Are you ready? It's time for our 14th annual photo contest! Enter your best pictures of the year, for a chance to win a calendar and annual subscription here. Hurry! Deadline for entries is October 21.
I'm new to this site, so I' m sure the answer is here some where, but is there a systemic way to control fungus gnats? I have been using rubbing alcohol, but have many passifloras and hoyas plus other plants that are infested. I spend half my day dabbing those pesky little critters. Thanks.
I don't think Keyring is around very much anymore... Here is my very humble 2 cents worth of ideas, and I'm sure someone else will come along with other suggestions. :-)
What has worked for me is to let the soil dry out completely, which means not watering for quite a while and trying to ignore the plants' shrieking at me. (grin) When the soil is as dry as can be without actually being rock, water everything with a little bit of hydrogen peroxide in the water. After that I go back to a regular watering routine, but I try to be careful not to let the soil stay too soggy. The fungus gnats are there because of the water. They don't actually hurt anything, other than being very annoying, but their larva are in the pots, eating at the roots. The hydrogen peroxide helps get rid of any larva that survived the desert experience, and discourages any remaining gnats from laying eggs in the pots.
This works very well for me, but I have mostly very easy houseplants. If yours needs constantly wet soil and letting them dry out like this will do irreversible harm, maybe you can try doing the hydrogen peroxide in the water first and see if that takes care of them. Squish any gnats you see to cut down on the number of eggs they can lay (and because it's satisfying!) And, most of all, be careful not to over water.

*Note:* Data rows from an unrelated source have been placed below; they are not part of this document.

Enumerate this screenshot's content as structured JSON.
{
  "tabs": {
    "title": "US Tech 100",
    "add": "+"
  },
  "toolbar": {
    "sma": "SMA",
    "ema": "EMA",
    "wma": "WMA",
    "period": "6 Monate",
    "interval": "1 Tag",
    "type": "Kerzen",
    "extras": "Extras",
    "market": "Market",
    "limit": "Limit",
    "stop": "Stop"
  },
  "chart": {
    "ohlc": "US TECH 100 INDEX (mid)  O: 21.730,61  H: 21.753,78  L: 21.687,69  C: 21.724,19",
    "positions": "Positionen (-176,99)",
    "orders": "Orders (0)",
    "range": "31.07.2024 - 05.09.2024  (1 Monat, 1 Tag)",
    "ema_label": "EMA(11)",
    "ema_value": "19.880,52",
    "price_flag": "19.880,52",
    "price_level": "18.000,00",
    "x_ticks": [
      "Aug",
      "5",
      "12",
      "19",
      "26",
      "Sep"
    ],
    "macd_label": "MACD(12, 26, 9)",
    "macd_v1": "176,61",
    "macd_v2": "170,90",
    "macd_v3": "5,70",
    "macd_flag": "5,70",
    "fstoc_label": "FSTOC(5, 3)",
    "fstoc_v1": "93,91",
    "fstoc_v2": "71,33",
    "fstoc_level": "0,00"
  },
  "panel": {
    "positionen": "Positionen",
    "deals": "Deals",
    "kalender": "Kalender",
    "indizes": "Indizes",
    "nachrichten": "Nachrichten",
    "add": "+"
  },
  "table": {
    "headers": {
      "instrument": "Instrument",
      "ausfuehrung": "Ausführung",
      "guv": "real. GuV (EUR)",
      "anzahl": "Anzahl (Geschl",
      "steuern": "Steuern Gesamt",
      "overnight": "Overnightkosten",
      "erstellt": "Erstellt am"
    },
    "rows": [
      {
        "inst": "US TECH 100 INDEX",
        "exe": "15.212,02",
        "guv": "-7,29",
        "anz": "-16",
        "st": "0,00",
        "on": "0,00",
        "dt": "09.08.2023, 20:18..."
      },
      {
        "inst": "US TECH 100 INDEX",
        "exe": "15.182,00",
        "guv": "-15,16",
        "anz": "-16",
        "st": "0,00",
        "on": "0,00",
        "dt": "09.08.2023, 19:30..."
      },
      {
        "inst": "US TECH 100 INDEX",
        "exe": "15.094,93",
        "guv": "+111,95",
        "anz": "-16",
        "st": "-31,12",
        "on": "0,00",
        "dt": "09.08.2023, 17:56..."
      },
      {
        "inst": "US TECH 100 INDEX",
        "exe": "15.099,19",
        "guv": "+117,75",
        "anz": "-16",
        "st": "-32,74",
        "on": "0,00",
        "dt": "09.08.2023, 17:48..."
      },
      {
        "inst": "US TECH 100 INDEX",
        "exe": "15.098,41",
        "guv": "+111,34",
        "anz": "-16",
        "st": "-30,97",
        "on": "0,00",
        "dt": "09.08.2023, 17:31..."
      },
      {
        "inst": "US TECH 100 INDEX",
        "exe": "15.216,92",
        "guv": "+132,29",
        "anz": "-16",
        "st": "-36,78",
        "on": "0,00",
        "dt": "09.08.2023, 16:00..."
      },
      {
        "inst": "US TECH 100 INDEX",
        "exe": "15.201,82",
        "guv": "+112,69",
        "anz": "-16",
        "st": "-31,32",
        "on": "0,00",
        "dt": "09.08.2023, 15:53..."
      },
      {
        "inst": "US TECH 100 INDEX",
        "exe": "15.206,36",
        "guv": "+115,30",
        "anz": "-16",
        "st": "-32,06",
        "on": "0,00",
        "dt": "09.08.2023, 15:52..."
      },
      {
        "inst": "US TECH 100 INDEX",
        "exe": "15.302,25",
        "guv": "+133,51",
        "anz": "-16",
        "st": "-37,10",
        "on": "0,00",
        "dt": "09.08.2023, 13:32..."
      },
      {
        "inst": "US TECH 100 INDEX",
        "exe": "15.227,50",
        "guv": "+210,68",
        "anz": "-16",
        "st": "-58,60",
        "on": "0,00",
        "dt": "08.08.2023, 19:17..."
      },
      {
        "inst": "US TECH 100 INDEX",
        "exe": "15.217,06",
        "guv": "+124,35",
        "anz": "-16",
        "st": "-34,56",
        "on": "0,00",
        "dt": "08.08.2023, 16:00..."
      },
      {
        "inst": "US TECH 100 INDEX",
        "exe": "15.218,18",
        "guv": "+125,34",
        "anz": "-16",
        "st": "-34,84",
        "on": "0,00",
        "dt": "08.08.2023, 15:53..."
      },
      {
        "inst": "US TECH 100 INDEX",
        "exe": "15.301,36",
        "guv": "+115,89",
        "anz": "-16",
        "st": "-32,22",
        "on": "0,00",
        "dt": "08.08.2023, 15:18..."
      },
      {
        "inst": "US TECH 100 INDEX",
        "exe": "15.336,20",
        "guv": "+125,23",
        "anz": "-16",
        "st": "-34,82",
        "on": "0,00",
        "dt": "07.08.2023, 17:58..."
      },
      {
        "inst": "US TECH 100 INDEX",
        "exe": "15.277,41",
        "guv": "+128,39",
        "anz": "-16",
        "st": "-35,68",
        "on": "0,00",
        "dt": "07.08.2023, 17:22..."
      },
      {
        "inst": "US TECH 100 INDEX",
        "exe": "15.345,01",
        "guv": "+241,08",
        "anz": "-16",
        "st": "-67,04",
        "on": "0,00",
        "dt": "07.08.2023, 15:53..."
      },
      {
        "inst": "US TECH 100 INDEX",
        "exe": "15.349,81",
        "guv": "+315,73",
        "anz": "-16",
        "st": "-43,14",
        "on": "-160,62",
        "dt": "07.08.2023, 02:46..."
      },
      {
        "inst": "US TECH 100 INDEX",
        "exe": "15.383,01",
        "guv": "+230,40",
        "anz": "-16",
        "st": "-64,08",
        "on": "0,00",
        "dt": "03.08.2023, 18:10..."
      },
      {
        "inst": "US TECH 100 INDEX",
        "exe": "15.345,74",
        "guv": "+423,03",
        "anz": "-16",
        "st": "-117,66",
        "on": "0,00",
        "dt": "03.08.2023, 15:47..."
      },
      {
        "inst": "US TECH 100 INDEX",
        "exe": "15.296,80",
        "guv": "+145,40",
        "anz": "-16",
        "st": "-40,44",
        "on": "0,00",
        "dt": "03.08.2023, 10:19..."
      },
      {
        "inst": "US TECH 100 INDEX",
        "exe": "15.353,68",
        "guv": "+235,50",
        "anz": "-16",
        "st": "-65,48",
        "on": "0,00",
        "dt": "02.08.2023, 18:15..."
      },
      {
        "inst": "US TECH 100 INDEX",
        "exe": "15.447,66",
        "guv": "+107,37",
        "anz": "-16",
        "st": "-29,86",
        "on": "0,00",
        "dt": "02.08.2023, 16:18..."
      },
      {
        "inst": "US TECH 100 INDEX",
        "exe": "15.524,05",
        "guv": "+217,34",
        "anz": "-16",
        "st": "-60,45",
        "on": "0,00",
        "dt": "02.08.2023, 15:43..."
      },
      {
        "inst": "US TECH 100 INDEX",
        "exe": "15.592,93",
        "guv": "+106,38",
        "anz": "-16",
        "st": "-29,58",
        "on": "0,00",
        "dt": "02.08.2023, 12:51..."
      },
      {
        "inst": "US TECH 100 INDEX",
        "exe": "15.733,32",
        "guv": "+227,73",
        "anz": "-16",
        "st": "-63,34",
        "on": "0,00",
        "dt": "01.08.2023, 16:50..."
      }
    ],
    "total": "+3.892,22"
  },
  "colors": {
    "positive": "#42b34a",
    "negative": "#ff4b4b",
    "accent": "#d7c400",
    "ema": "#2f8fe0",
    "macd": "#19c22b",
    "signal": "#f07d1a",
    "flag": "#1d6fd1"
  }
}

I hope that helps! I didn't write the above article; I just edited it together from a bunch of Keyring's threads in various forums with her permission, so I am not nearly as expert as she is. :-)